|The Boston Globe June 10, 2001
Canadian TV show puts one over on U.S.
BY COLIN NICKERSON
MONTREAL -- So, did you hear that Canada is finally granting the vote to
citizens of Irish ancestry? And that diabetics in this realm of permafrost
and muskeg bog can take heart that legalization of insulin appears just
around the corner?
And did you hear the country's public school system is expanding to offer
That's the good news. On the down side, it's doubtful that Canada will
find the moral fiber to end its unhappy custom of stranding old folk in the
Arctic to cut social security costs. And global warming still poses a
threat to the national Parliament building -- constructed, as everyone
knows, of ice bricks in the form of a giant igloo.
What in the world do folks in the superpower next door think of all this?
That's the question that keeps Rick Mercer -- whose deadpan interviewing
style is familiar to watchers of the Canadian Broadcasting Corporation --
traveling with television camera from Boston to Berkeley, seeking the
American view on the great Canadian issues.
And getting an earful.
Mining the depths of American ignorance of Canada has yielded prime time
gold for the satirical TV news show This Hour Has 22 Minutes, produced by
Nova Scotia's Salter Street Films and aired by CBC. Probably the most
popular and certainly the most outrageous segment is Mercer's ``Talking to
Preposterous questions are put to unsuspecting Yanks -- who ramble
cluelessly about whether Canada should become part of North America
(college student: ``I don't know.''); should continue the national voting
system of dropping pine cones or birch bark into ballot boxes (Louisiana
man: ``At least you are ecologically sound.''); or whether Canada should
keep its navy despite being landlocked.
One Floridian helpfully offered: ``You don't need a navy if you don't have
any water. Just use us Americans. We'll support you.''
God Bless America, they doubtlessly muttered in Halifax, St. John's,
Quebec City, Vancouver, and scores of other nonexistent seaports when that
``Americans are our great neighbor. They are kind, they are generous,''
said Mercer, a 30-year-old comedian-actor from Newfoundland. ``And they
have an uncanny ability to go on and on about things they know nothing
On learning of Canada's heartless treatment of the elderly, a professor at
New York's Columbia University doesn't mince words, demanding on camera
``that the government of Canada discourage the tradition of placing senior
citizens on ice floes, leaving them to perish.''
The professor has taught history for nine years.
On the streets of San Francisco, interviewees show serious empathy for the
ultrasensitive denizens of Hull, Quebec -- pledging without hesitation to
expunge a cruel if hitherto unrecognized slur from their vocabularies.
``I am one American who will never use the word `hullaballoo,' because it
is hurtful to Canadians,'' a most correct woman grimly assures Mercer.
In Des Moines, Iowans are happy to hear of Canada's desire to forsake the
72-minute hour in favor of ``American time.'' No one challenges Mercer's
assertion that Canada keeps a 20-hour day.
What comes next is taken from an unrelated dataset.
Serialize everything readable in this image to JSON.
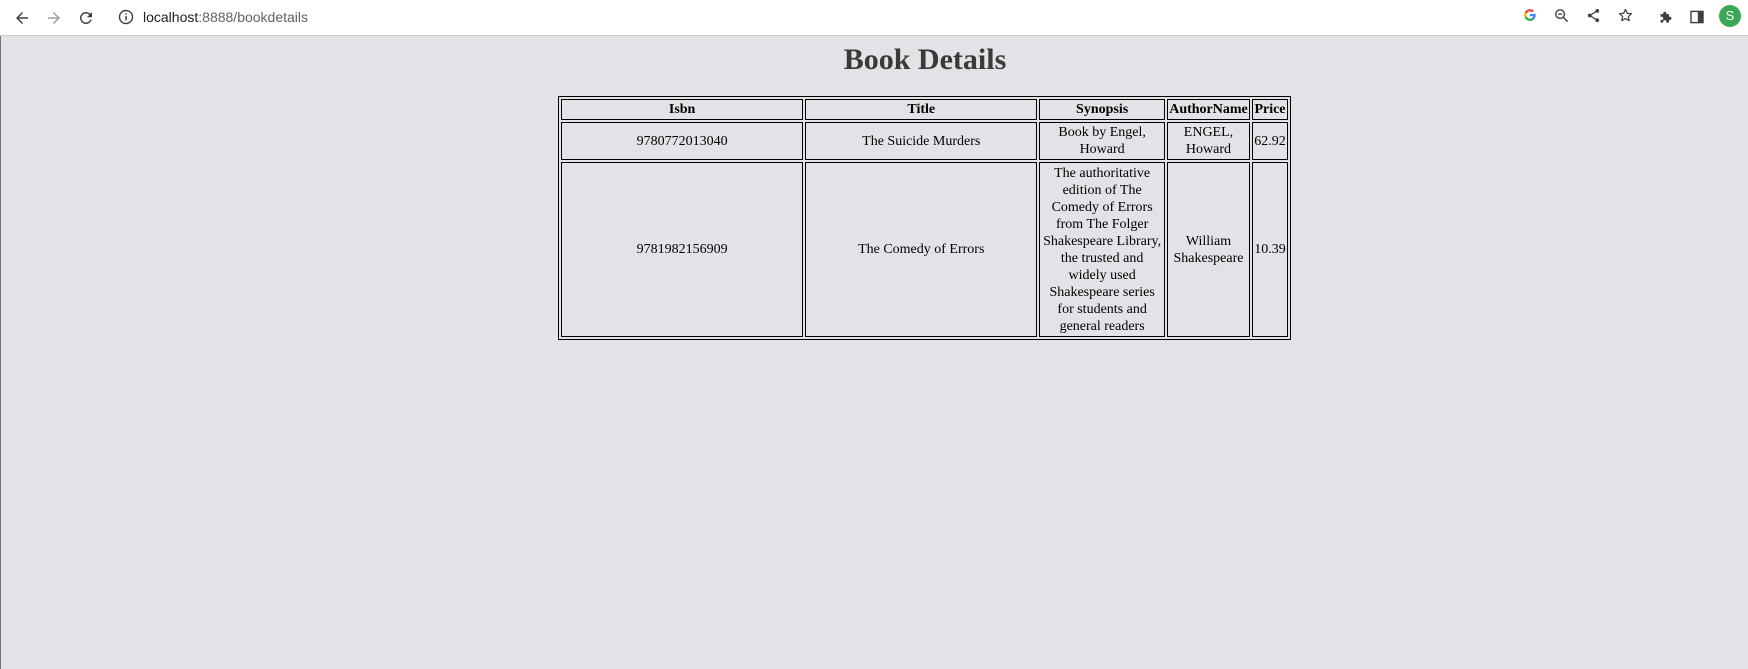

And Gov. Tom Vilsack is happy to
break from the demands of office to offer encouragement to the plucky
people of the north. ``Canada, congratulations on your new 24-hour clock,''
intones the governor.
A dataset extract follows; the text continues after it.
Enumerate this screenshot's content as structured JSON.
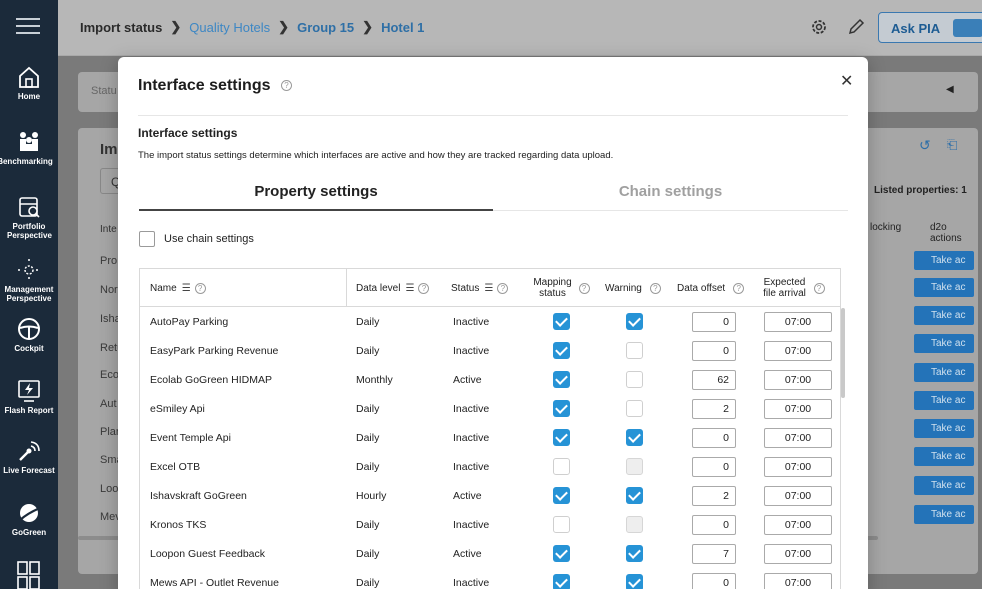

In Manhattan, Mercer asks a group of construction workers whether they
think that ``given the situation in Sakatchewan'' the United States should
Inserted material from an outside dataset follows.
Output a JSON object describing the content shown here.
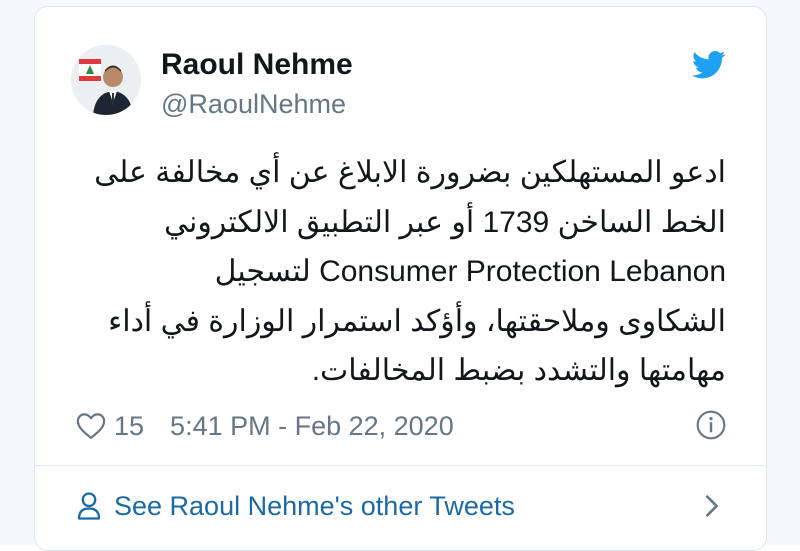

``escalate the bombing and send in the ground forces.''
Growled one hard hat: ``If we're going to get into it, let's get into it
all the way.''
You'd think Canadians might find this more painful than hilarious. But
you'd be wrong. When the segments were spliced together and aired last
month as Rick Mercer's Talking to Americans, the one-hour show drew the
highest ratings for a comedy special in CBC history.
The masochistic yucks in some ways typify the U.S.-Canada relationship.
Canadian author Margaret Atwood once described the border between the two
countries as the world's longest one-way mirror -- with Canadians,
invisible to American eyes, peering obsessively south.
``It's the ultimate Canadian joke, and it's really at our expense because
we care so much what Americans think,'' said Mercer, who comes to American
screens this fall as star of The Industry, a comedy-drama about the
entertainment business that is on the air in some American markets.
``Every Canadian knows so much about the U.S. You know so little about
us,'' he said. ``Yet Americans are so kind and generous they'll almost
always take time to talk to the poor little Canadian.''
Says Mercer: ``We keep upping the ante, thinking, `Here's a question so
absurd no one's going to believe it in a million years.'
``But they always do.''